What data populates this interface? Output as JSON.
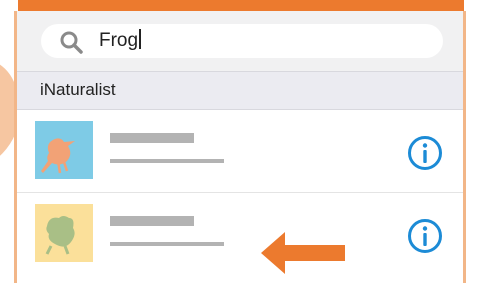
{
  "search": {
    "query": "Frog",
    "icon": "search-icon"
  },
  "section": {
    "title": "iNaturalist"
  },
  "results": [
    {
      "thumbnail": "bird-icon",
      "action_icon": "info-icon"
    },
    {
      "thumbnail": "frog-icon",
      "action_icon": "info-icon"
    }
  ],
  "colors": {
    "accent": "#ec7a2e",
    "info_blue": "#1c8bd6",
    "placeholder_gray": "#b3b3b3",
    "thumb_1_bg": "#7ecbe6",
    "thumb_2_bg": "#fbe09a"
  }
}
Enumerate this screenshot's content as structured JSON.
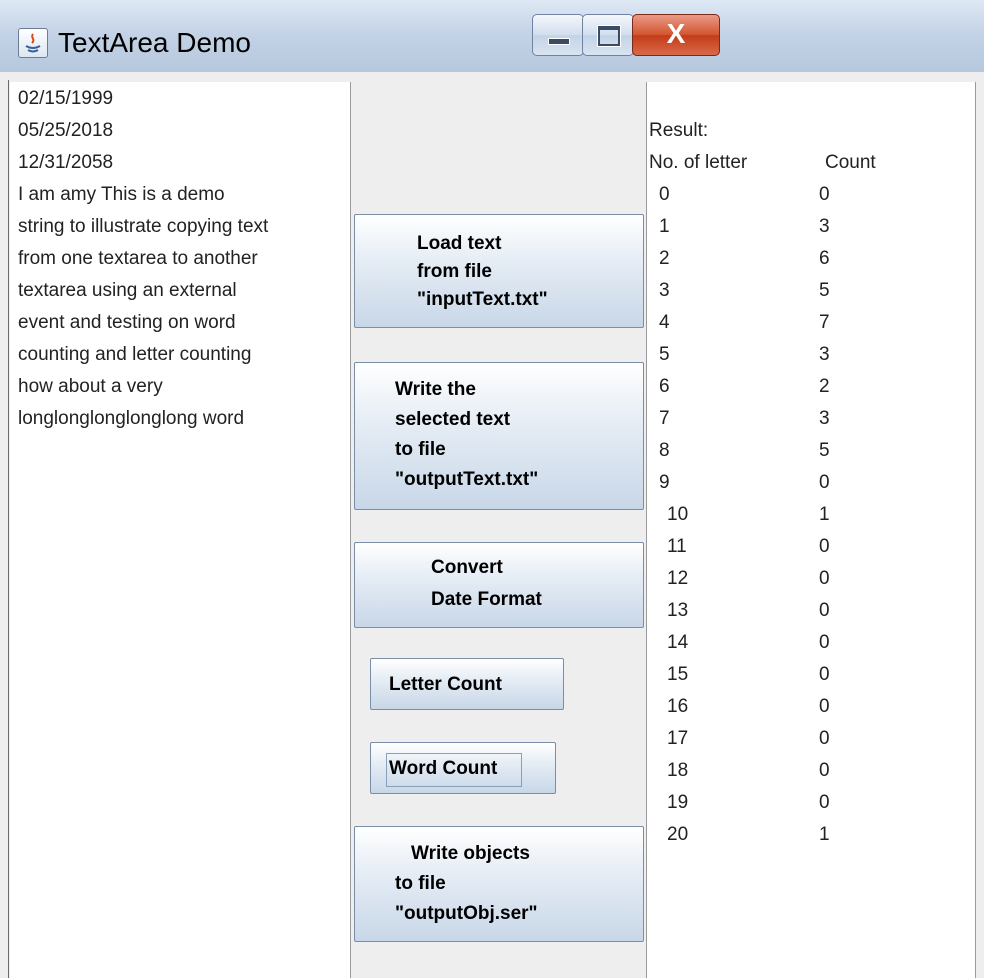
{
  "window": {
    "title": "TextArea Demo",
    "close_glyph": "X"
  },
  "left_text": {
    "lines": [
      "02/15/1999",
      "05/25/2018",
      "12/31/2058",
      "I am amy This is a demo",
      "string to illustrate copying text",
      "from one textarea to another",
      "textarea using an external",
      "event and testing on word",
      "counting and letter counting",
      "how about a very",
      "longlonglonglonglong word"
    ]
  },
  "buttons": {
    "load": [
      "Load text",
      "from file",
      "\"inputText.txt\""
    ],
    "write_selected": [
      "Write the",
      "selected text",
      "to file",
      "\"outputText.txt\""
    ],
    "convert_date": [
      "Convert",
      "Date Format"
    ],
    "letter_count": "Letter Count",
    "word_count": "Word Count",
    "write_objects": [
      "Write objects",
      "to file",
      "\"outputObj.ser\""
    ]
  },
  "result": {
    "title": "Result:",
    "col_letters": "No. of letter",
    "col_count": "Count",
    "rows": [
      [
        "0",
        "0"
      ],
      [
        "1",
        "3"
      ],
      [
        "2",
        "6"
      ],
      [
        "3",
        "5"
      ],
      [
        "4",
        "7"
      ],
      [
        "5",
        "3"
      ],
      [
        "6",
        "2"
      ],
      [
        "7",
        "3"
      ],
      [
        "8",
        "5"
      ],
      [
        "9",
        "0"
      ],
      [
        "10",
        "1"
      ],
      [
        "11",
        "0"
      ],
      [
        "12",
        "0"
      ],
      [
        "13",
        "0"
      ],
      [
        "14",
        "0"
      ],
      [
        "15",
        "0"
      ],
      [
        "16",
        "0"
      ],
      [
        "17",
        "0"
      ],
      [
        "18",
        "0"
      ],
      [
        "19",
        "0"
      ],
      [
        "20",
        "1"
      ]
    ]
  }
}
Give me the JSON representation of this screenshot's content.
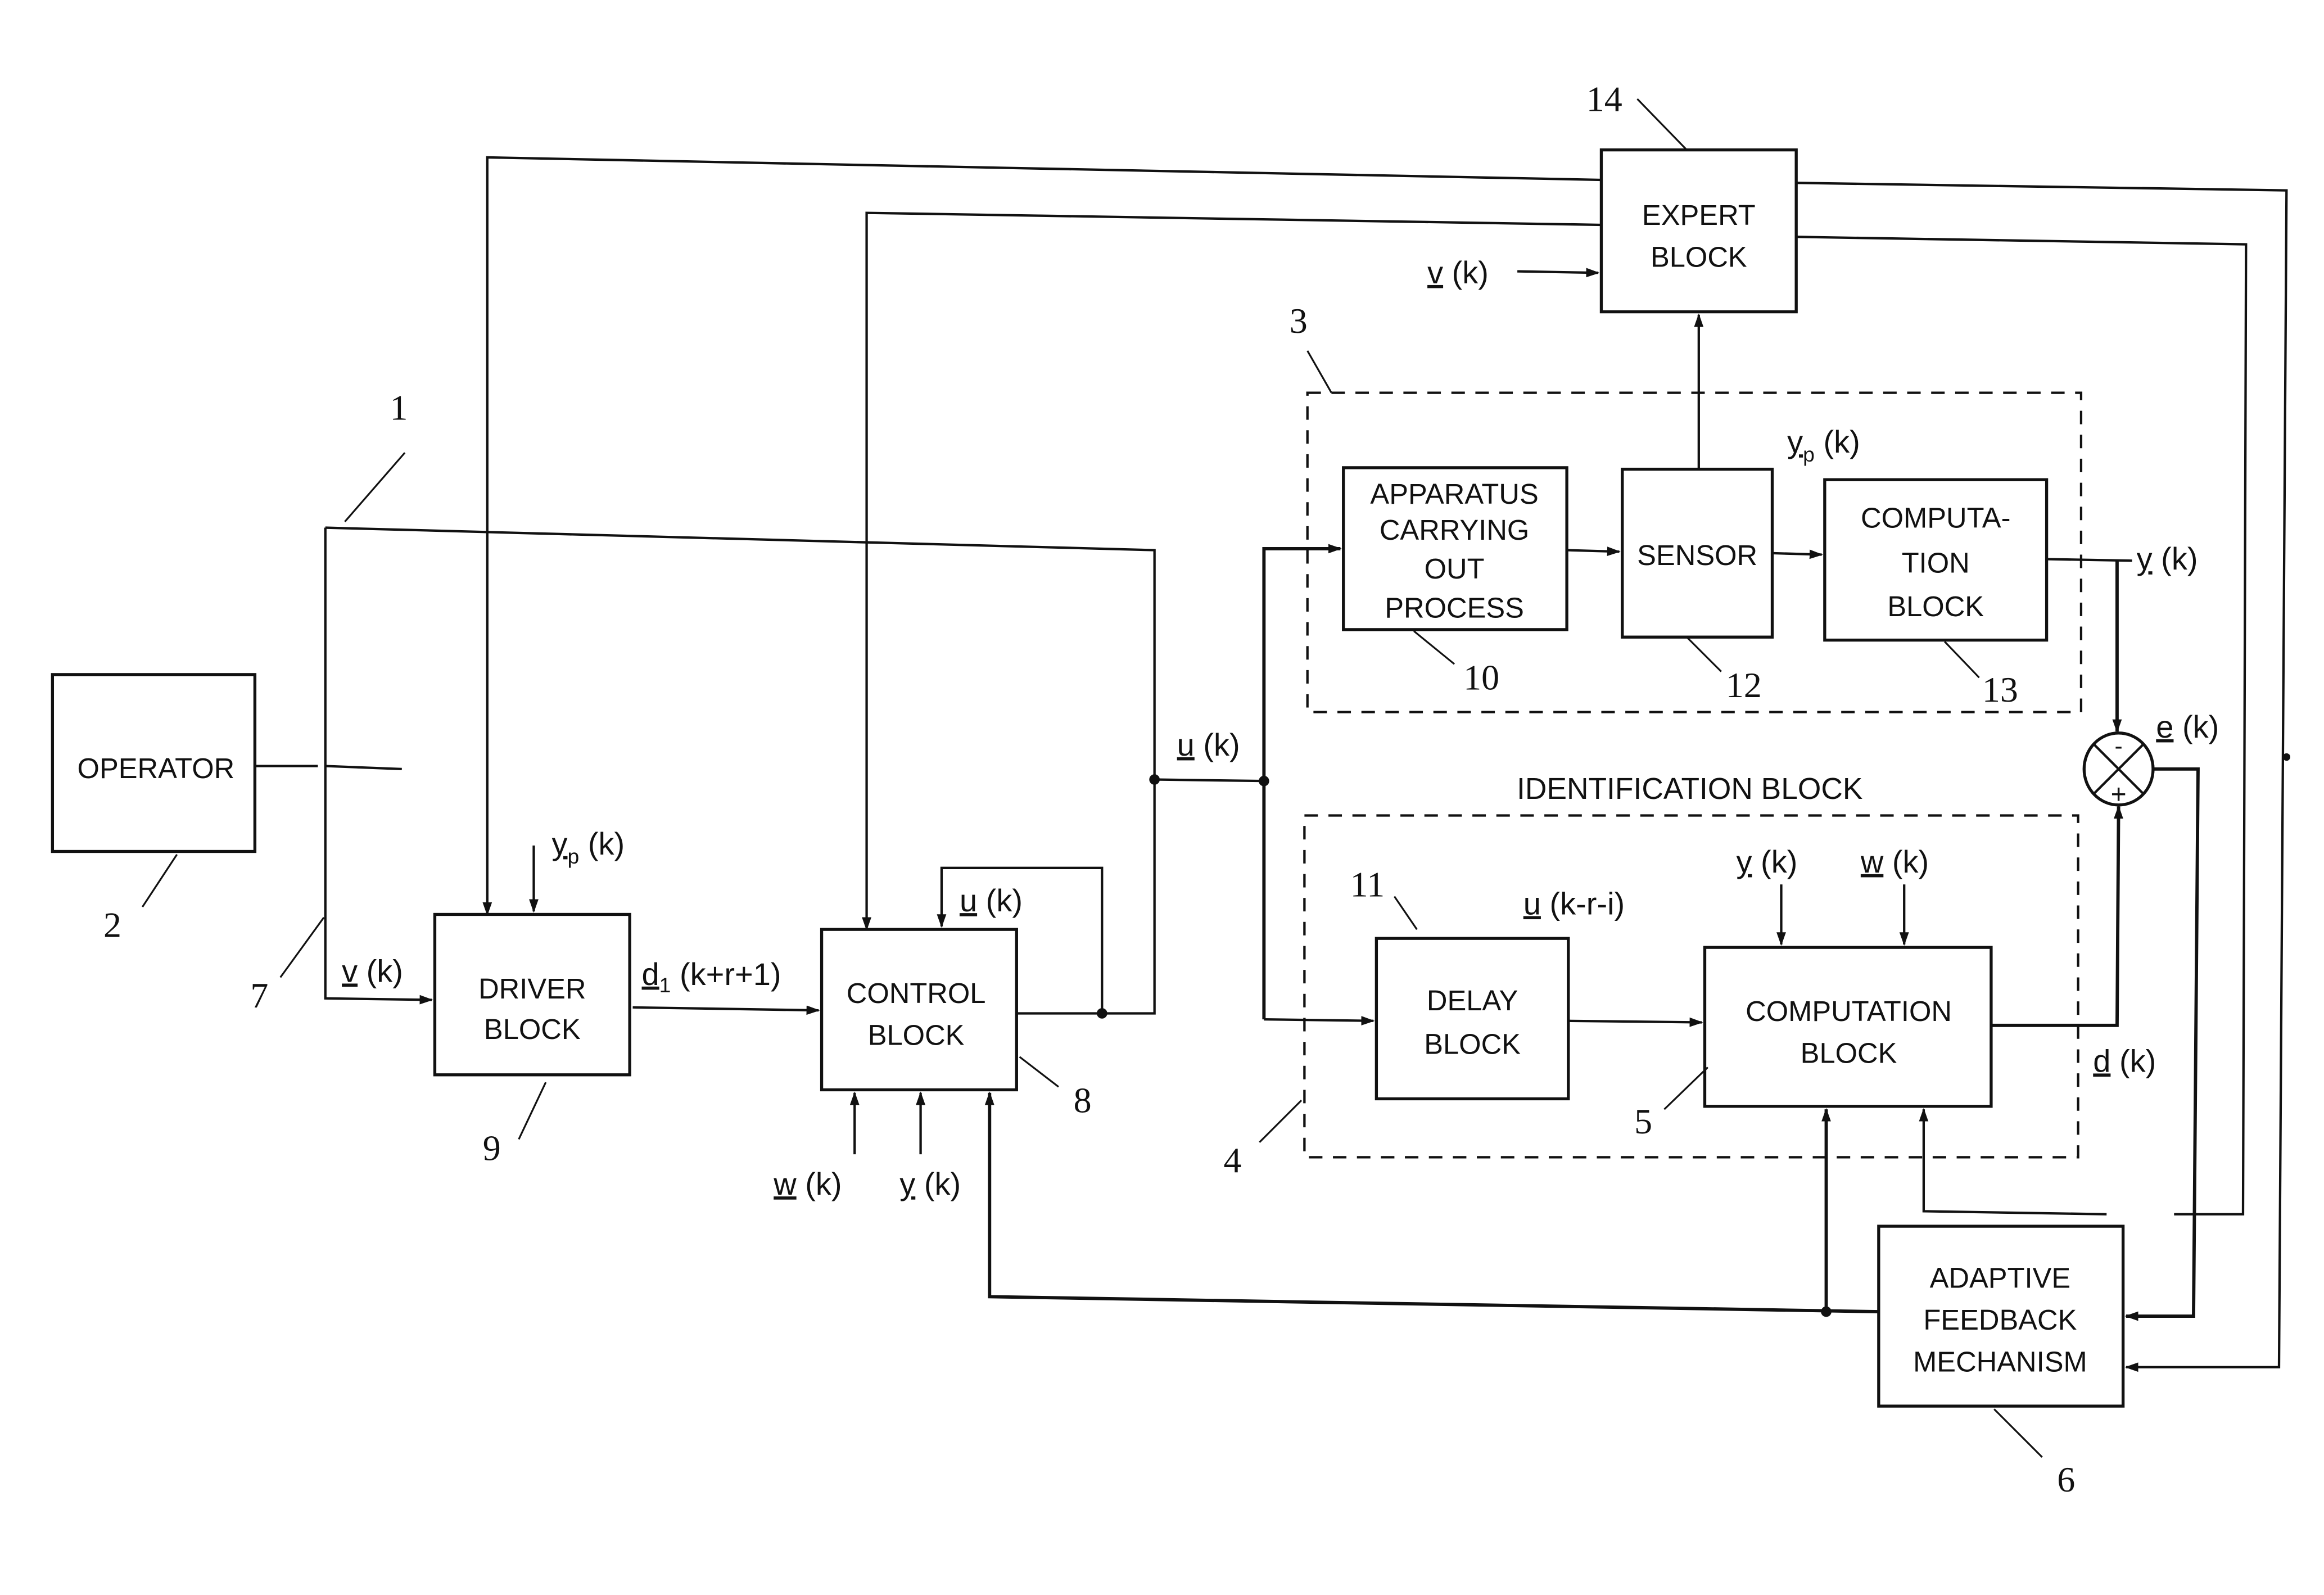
{
  "figure": {
    "blocks": {
      "operator": {
        "lines": [
          "OPERATOR"
        ],
        "ref": "2"
      },
      "driver": {
        "lines": [
          "DRIVER",
          "BLOCK"
        ],
        "ref": "9"
      },
      "control": {
        "lines": [
          "CONTROL",
          "BLOCK"
        ],
        "ref": "8"
      },
      "expert": {
        "lines": [
          "EXPERT",
          "BLOCK"
        ],
        "ref": "14"
      },
      "apparatus": {
        "lines": [
          "APPARATUS",
          "CARRYING",
          "OUT",
          "PROCESS"
        ],
        "ref": "10"
      },
      "sensor": {
        "lines": [
          "SENSOR"
        ],
        "ref": "12"
      },
      "computation_process": {
        "lines": [
          "COMPUTA-",
          "TION",
          "BLOCK"
        ],
        "ref": "13"
      },
      "delay": {
        "lines": [
          "DELAY",
          "BLOCK"
        ],
        "ref": "11"
      },
      "computation_ident": {
        "lines": [
          "COMPUTATION",
          "BLOCK"
        ],
        "ref": "5"
      },
      "adaptive": {
        "lines": [
          "ADAPTIVE",
          "FEEDBACK",
          "MECHANISM"
        ],
        "ref": "6"
      }
    },
    "groups": {
      "process_group": {
        "ref": "3"
      },
      "identification_group": {
        "title": "IDENTIFICATION BLOCK",
        "ref": "4"
      }
    },
    "bus_refs": {
      "top_bus": "1",
      "operator_line": "7"
    },
    "signals": {
      "v_driver": {
        "sym": "v",
        "arg": " (k)"
      },
      "yp_driver": {
        "sym": "y",
        "sub": "p",
        "arg": " (k)"
      },
      "d1": {
        "sym": "d",
        "sub": "1",
        "arg": " (k+r+1)"
      },
      "u_feedback": {
        "sym": "u",
        "arg": " (k)"
      },
      "w_control": {
        "sym": "w",
        "arg": " (k)"
      },
      "y_control": {
        "sym": "y",
        "arg": " (k)"
      },
      "u_main": {
        "sym": "u",
        "arg": " (k)"
      },
      "v_expert": {
        "sym": "v",
        "arg": " (k)"
      },
      "yp_sensor": {
        "sym": "y",
        "sub": "p",
        "arg": " (k)"
      },
      "y_out": {
        "sym": "y",
        "arg": " (k)"
      },
      "e": {
        "sym": "e",
        "arg": " (k)"
      },
      "u_delay": {
        "sym": "u",
        "arg": " (k-r-i)"
      },
      "y_ident": {
        "sym": "y",
        "arg": " (k)"
      },
      "w_ident": {
        "sym": "w",
        "arg": " (k)"
      },
      "d": {
        "sym": "d",
        "arg": " (k)"
      }
    },
    "summing_junction": {
      "minus": "-",
      "plus": "+"
    }
  }
}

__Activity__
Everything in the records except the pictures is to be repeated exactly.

__Answer space__
What data populates this interface? Output as JSON.
{
  "search": {
    "query": "Frog",
    "icon": "search-icon"
  },
  "section": {
    "title": "iNaturalist"
  },
  "results": [
    {
      "thumbnail": "bird-icon",
      "action_icon": "info-icon"
    },
    {
      "thumbnail": "frog-icon",
      "action_icon": "info-icon"
    }
  ],
  "colors": {
    "accent": "#ec7a2e",
    "info_blue": "#1c8bd6",
    "placeholder_gray": "#b3b3b3",
    "thumb_1_bg": "#7ecbe6",
    "thumb_2_bg": "#fbe09a"
  }
}
Enumerate this screenshot's content as structured JSON.
{
  "window": {
    "title": "TextArea Demo",
    "close_glyph": "X"
  },
  "left_text": {
    "lines": [
      "02/15/1999",
      "05/25/2018",
      "12/31/2058",
      "I am amy This is a demo",
      "string to illustrate copying text",
      "from one textarea to another",
      "textarea using an external",
      "event and testing on word",
      "counting and letter counting",
      "how about a very",
      "longlonglonglonglong word"
    ]
  },
  "buttons": {
    "load": [
      "Load text",
      "from file",
      "\"inputText.txt\""
    ],
    "write_selected": [
      "Write the",
      "selected text",
      "to file",
      "\"outputText.txt\""
    ],
    "convert_date": [
      "Convert",
      "Date Format"
    ],
    "letter_count": "Letter Count",
    "word_count": "Word Count",
    "write_objects": [
      "Write objects",
      "to file",
      "\"outputObj.ser\""
    ]
  },
  "result": {
    "title": "Result:",
    "col_letters": "No. of letter",
    "col_count": "Count",
    "rows": [
      [
        "0",
        "0"
      ],
      [
        "1",
        "3"
      ],
      [
        "2",
        "6"
      ],
      [
        "3",
        "5"
      ],
      [
        "4",
        "7"
      ],
      [
        "5",
        "3"
      ],
      [
        "6",
        "2"
      ],
      [
        "7",
        "3"
      ],
      [
        "8",
        "5"
      ],
      [
        "9",
        "0"
      ],
      [
        "10",
        "1"
      ],
      [
        "11",
        "0"
      ],
      [
        "12",
        "0"
      ],
      [
        "13",
        "0"
      ],
      [
        "14",
        "0"
      ],
      [
        "15",
        "0"
      ],
      [
        "16",
        "0"
      ],
      [
        "17",
        "0"
      ],
      [
        "18",
        "0"
      ],
      [
        "19",
        "0"
      ],
      [
        "20",
        "1"
      ]
    ]
  }
}
Give me the JSON representation of this screenshot's content.
{
  "figure": {
    "blocks": {
      "operator": {
        "lines": [
          "OPERATOR"
        ],
        "ref": "2"
      },
      "driver": {
        "lines": [
          "DRIVER",
          "BLOCK"
        ],
        "ref": "9"
      },
      "control": {
        "lines": [
          "CONTROL",
          "BLOCK"
        ],
        "ref": "8"
      },
      "expert": {
        "lines": [
          "EXPERT",
          "BLOCK"
        ],
        "ref": "14"
      },
      "apparatus": {
        "lines": [
          "APPARATUS",
          "CARRYING",
          "OUT",
          "PROCESS"
        ],
        "ref": "10"
      },
      "sensor": {
        "lines": [
          "SENSOR"
        ],
        "ref": "12"
      },
      "computation_process": {
        "lines": [
          "COMPUTA-",
          "TION",
          "BLOCK"
        ],
        "ref": "13"
      },
      "delay": {
        "lines": [
          "DELAY",
          "BLOCK"
        ],
        "ref": "11"
      },
      "computation_ident": {
        "lines": [
          "COMPUTATION",
          "BLOCK"
        ],
        "ref": "5"
      },
      "adaptive": {
        "lines": [
          "ADAPTIVE",
          "FEEDBACK",
          "MECHANISM"
        ],
        "ref": "6"
      }
    },
    "groups": {
      "process_group": {
        "ref": "3"
      },
      "identification_group": {
        "title": "IDENTIFICATION BLOCK",
        "ref": "4"
      }
    },
    "bus_refs": {
      "top_bus": "1",
      "operator_line": "7"
    },
    "signals": {
      "v_driver": {
        "sym": "v",
        "arg": " (k)"
      },
      "yp_driver": {
        "sym": "y",
        "sub": "p",
        "arg": " (k)"
      },
      "d1": {
        "sym": "d",
        "sub": "1",
        "arg": " (k+r+1)"
      },
      "u_feedback": {
        "sym": "u",
        "arg": " (k)"
      },
      "w_control": {
        "sym": "w",
        "arg": " (k)"
      },
      "y_control": {
        "sym": "y",
        "arg": " (k)"
      },
      "u_main": {
        "sym": "u",
        "arg": " (k)"
      },
      "v_expert": {
        "sym": "v",
        "arg": " (k)"
      },
      "yp_sensor": {
        "sym": "y",
        "sub": "p",
        "arg": " (k)"
      },
      "y_out": {
        "sym": "y",
        "arg": " (k)"
      },
      "e": {
        "sym": "e",
        "arg": " (k)"
      },
      "u_delay": {
        "sym": "u",
        "arg": " (k-r-i)"
      },
      "y_ident": {
        "sym": "y",
        "arg": " (k)"
      },
      "w_ident": {
        "sym": "w",
        "arg": " (k)"
      },
      "d": {
        "sym": "d",
        "arg": " (k)"
      }
    },
    "summing_junction": {
      "minus": "-",
      "plus": "+"
    }
  }
}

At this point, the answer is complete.